INFORMATION GIVEN
•••
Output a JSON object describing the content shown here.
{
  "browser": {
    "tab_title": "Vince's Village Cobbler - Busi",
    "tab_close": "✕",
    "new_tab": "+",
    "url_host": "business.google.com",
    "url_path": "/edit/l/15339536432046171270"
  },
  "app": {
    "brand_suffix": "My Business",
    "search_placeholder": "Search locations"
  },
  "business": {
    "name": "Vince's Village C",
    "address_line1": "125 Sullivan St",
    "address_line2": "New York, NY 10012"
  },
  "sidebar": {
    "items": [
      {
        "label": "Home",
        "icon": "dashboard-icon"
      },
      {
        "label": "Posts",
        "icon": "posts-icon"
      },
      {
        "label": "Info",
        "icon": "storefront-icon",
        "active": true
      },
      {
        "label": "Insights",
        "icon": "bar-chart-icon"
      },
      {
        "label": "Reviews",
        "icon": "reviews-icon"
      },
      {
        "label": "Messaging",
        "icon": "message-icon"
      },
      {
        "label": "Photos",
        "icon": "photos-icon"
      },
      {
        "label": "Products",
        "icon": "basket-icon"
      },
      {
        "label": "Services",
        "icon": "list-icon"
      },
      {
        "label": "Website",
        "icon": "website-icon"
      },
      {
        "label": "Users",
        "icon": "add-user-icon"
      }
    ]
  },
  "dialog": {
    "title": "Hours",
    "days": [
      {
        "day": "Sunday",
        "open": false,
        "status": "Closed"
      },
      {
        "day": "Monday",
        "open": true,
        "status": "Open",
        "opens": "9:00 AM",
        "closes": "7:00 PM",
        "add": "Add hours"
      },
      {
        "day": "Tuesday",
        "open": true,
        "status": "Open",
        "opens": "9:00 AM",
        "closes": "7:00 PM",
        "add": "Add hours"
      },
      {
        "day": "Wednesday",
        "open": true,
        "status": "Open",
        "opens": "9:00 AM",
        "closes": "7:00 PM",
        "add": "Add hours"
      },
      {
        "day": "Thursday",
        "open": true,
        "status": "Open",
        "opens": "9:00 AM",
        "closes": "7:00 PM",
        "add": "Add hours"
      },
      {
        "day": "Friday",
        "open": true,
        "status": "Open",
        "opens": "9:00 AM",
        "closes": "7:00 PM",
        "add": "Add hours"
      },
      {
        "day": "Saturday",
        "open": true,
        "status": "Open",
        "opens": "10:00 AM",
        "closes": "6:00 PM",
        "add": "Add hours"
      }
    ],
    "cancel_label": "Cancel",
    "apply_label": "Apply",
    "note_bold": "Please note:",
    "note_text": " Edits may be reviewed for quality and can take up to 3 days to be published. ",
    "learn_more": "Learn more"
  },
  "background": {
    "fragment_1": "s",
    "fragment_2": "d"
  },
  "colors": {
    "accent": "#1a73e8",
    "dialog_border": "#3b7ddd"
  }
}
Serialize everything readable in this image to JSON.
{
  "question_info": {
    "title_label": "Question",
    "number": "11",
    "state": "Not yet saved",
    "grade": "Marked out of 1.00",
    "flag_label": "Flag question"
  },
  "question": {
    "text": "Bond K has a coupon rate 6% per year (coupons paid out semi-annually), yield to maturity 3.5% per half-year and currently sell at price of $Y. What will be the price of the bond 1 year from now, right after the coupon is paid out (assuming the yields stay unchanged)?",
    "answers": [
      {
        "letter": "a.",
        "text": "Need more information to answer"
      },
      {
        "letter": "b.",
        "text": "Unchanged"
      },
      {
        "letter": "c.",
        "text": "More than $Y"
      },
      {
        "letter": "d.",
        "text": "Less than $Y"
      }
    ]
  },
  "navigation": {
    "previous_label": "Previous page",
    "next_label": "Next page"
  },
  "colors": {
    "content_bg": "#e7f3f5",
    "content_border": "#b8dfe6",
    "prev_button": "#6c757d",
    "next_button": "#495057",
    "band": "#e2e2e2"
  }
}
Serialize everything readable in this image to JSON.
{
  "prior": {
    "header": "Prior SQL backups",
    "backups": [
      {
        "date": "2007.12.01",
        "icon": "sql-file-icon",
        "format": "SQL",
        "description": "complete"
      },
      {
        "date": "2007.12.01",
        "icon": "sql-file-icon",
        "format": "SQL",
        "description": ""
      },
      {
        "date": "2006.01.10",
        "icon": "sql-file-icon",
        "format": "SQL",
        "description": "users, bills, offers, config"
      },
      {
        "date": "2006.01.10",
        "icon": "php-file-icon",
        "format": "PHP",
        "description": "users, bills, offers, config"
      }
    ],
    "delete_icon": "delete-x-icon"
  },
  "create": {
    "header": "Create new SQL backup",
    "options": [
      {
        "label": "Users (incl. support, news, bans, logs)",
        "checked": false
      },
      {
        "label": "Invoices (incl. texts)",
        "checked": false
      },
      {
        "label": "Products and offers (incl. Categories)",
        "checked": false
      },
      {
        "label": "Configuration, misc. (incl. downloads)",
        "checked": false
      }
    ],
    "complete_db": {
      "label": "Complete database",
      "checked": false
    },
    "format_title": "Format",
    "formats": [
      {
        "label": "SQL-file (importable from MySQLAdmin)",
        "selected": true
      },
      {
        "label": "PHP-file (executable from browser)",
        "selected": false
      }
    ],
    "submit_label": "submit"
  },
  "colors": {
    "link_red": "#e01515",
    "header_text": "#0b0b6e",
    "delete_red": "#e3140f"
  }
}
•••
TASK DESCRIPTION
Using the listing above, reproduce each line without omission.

PROBLEM SOLUTION
Output a JSON object describing the content shown here.
{
  "browser": {
    "tab_title": "Vince's Village Cobbler - Busi",
    "tab_close": "✕",
    "new_tab": "+",
    "url_host": "business.google.com",
    "url_path": "/edit/l/15339536432046171270"
  },
  "app": {
    "brand_suffix": "My Business",
    "search_placeholder": "Search locations"
  },
  "business": {
    "name": "Vince's Village C",
    "address_line1": "125 Sullivan St",
    "address_line2": "New York, NY 10012"
  },
  "sidebar": {
    "items": [
      {
        "label": "Home",
        "icon": "dashboard-icon"
      },
      {
        "label": "Posts",
        "icon": "posts-icon"
      },
      {
        "label": "Info",
        "icon": "storefront-icon",
        "active": true
      },
      {
        "label": "Insights",
        "icon": "bar-chart-icon"
      },
      {
        "label": "Reviews",
        "icon": "reviews-icon"
      },
      {
        "label": "Messaging",
        "icon": "message-icon"
      },
      {
        "label": "Photos",
        "icon": "photos-icon"
      },
      {
        "label": "Products",
        "icon": "basket-icon"
      },
      {
        "label": "Services",
        "icon": "list-icon"
      },
      {
        "label": "Website",
        "icon": "website-icon"
      },
      {
        "label": "Users",
        "icon": "add-user-icon"
      }
    ]
  },
  "dialog": {
    "title": "Hours",
    "days": [
      {
        "day": "Sunday",
        "open": false,
        "status": "Closed"
      },
      {
        "day": "Monday",
        "open": true,
        "status": "Open",
        "opens": "9:00 AM",
        "closes": "7:00 PM",
        "add": "Add hours"
      },
      {
        "day": "Tuesday",
        "open": true,
        "status": "Open",
        "opens": "9:00 AM",
        "closes": "7:00 PM",
        "add": "Add hours"
      },
      {
        "day": "Wednesday",
        "open": true,
        "status": "Open",
        "opens": "9:00 AM",
        "closes": "7:00 PM",
        "add": "Add hours"
      },
      {
        "day": "Thursday",
        "open": true,
        "status": "Open",
        "opens": "9:00 AM",
        "closes": "7:00 PM",
        "add": "Add hours"
      },
      {
        "day": "Friday",
        "open": true,
        "status": "Open",
        "opens": "9:00 AM",
        "closes": "7:00 PM",
        "add": "Add hours"
      },
      {
        "day": "Saturday",
        "open": true,
        "status": "Open",
        "opens": "10:00 AM",
        "closes": "6:00 PM",
        "add": "Add hours"
      }
    ],
    "cancel_label": "Cancel",
    "apply_label": "Apply",
    "note_bold": "Please note:",
    "note_text": " Edits may be reviewed for quality and can take up to 3 days to be published. ",
    "learn_more": "Learn more"
  },
  "background": {
    "fragment_1": "s",
    "fragment_2": "d"
  },
  "colors": {
    "accent": "#1a73e8",
    "dialog_border": "#3b7ddd"
  }
}
Serialize everything readable in this image to JSON.
{
  "question_info": {
    "title_label": "Question",
    "number": "11",
    "state": "Not yet saved",
    "grade": "Marked out of 1.00",
    "flag_label": "Flag question"
  },
  "question": {
    "text": "Bond K has a coupon rate 6% per year (coupons paid out semi-annually), yield to maturity 3.5% per half-year and currently sell at price of $Y. What will be the price of the bond 1 year from now, right after the coupon is paid out (assuming the yields stay unchanged)?",
    "answers": [
      {
        "letter": "a.",
        "text": "Need more information to answer"
      },
      {
        "letter": "b.",
        "text": "Unchanged"
      },
      {
        "letter": "c.",
        "text": "More than $Y"
      },
      {
        "letter": "d.",
        "text": "Less than $Y"
      }
    ]
  },
  "navigation": {
    "previous_label": "Previous page",
    "next_label": "Next page"
  },
  "colors": {
    "content_bg": "#e7f3f5",
    "content_border": "#b8dfe6",
    "prev_button": "#6c757d",
    "next_button": "#495057",
    "band": "#e2e2e2"
  }
}
Serialize everything readable in this image to JSON.
{
  "prior": {
    "header": "Prior SQL backups",
    "backups": [
      {
        "date": "2007.12.01",
        "icon": "sql-file-icon",
        "format": "SQL",
        "description": "complete"
      },
      {
        "date": "2007.12.01",
        "icon": "sql-file-icon",
        "format": "SQL",
        "description": ""
      },
      {
        "date": "2006.01.10",
        "icon": "sql-file-icon",
        "format": "SQL",
        "description": "users, bills, offers, config"
      },
      {
        "date": "2006.01.10",
        "icon": "php-file-icon",
        "format": "PHP",
        "description": "users, bills, offers, config"
      }
    ],
    "delete_icon": "delete-x-icon"
  },
  "create": {
    "header": "Create new SQL backup",
    "options": [
      {
        "label": "Users (incl. support, news, bans, logs)",
        "checked": false
      },
      {
        "label": "Invoices (incl. texts)",
        "checked": false
      },
      {
        "label": "Products and offers (incl. Categories)",
        "checked": false
      },
      {
        "label": "Configuration, misc. (incl. downloads)",
        "checked": false
      }
    ],
    "complete_db": {
      "label": "Complete database",
      "checked": false
    },
    "format_title": "Format",
    "formats": [
      {
        "label": "SQL-file (importable from MySQLAdmin)",
        "selected": true
      },
      {
        "label": "PHP-file (executable from browser)",
        "selected": false
      }
    ],
    "submit_label": "submit"
  },
  "colors": {
    "link_red": "#e01515",
    "header_text": "#0b0b6e",
    "delete_red": "#e3140f"
  }
}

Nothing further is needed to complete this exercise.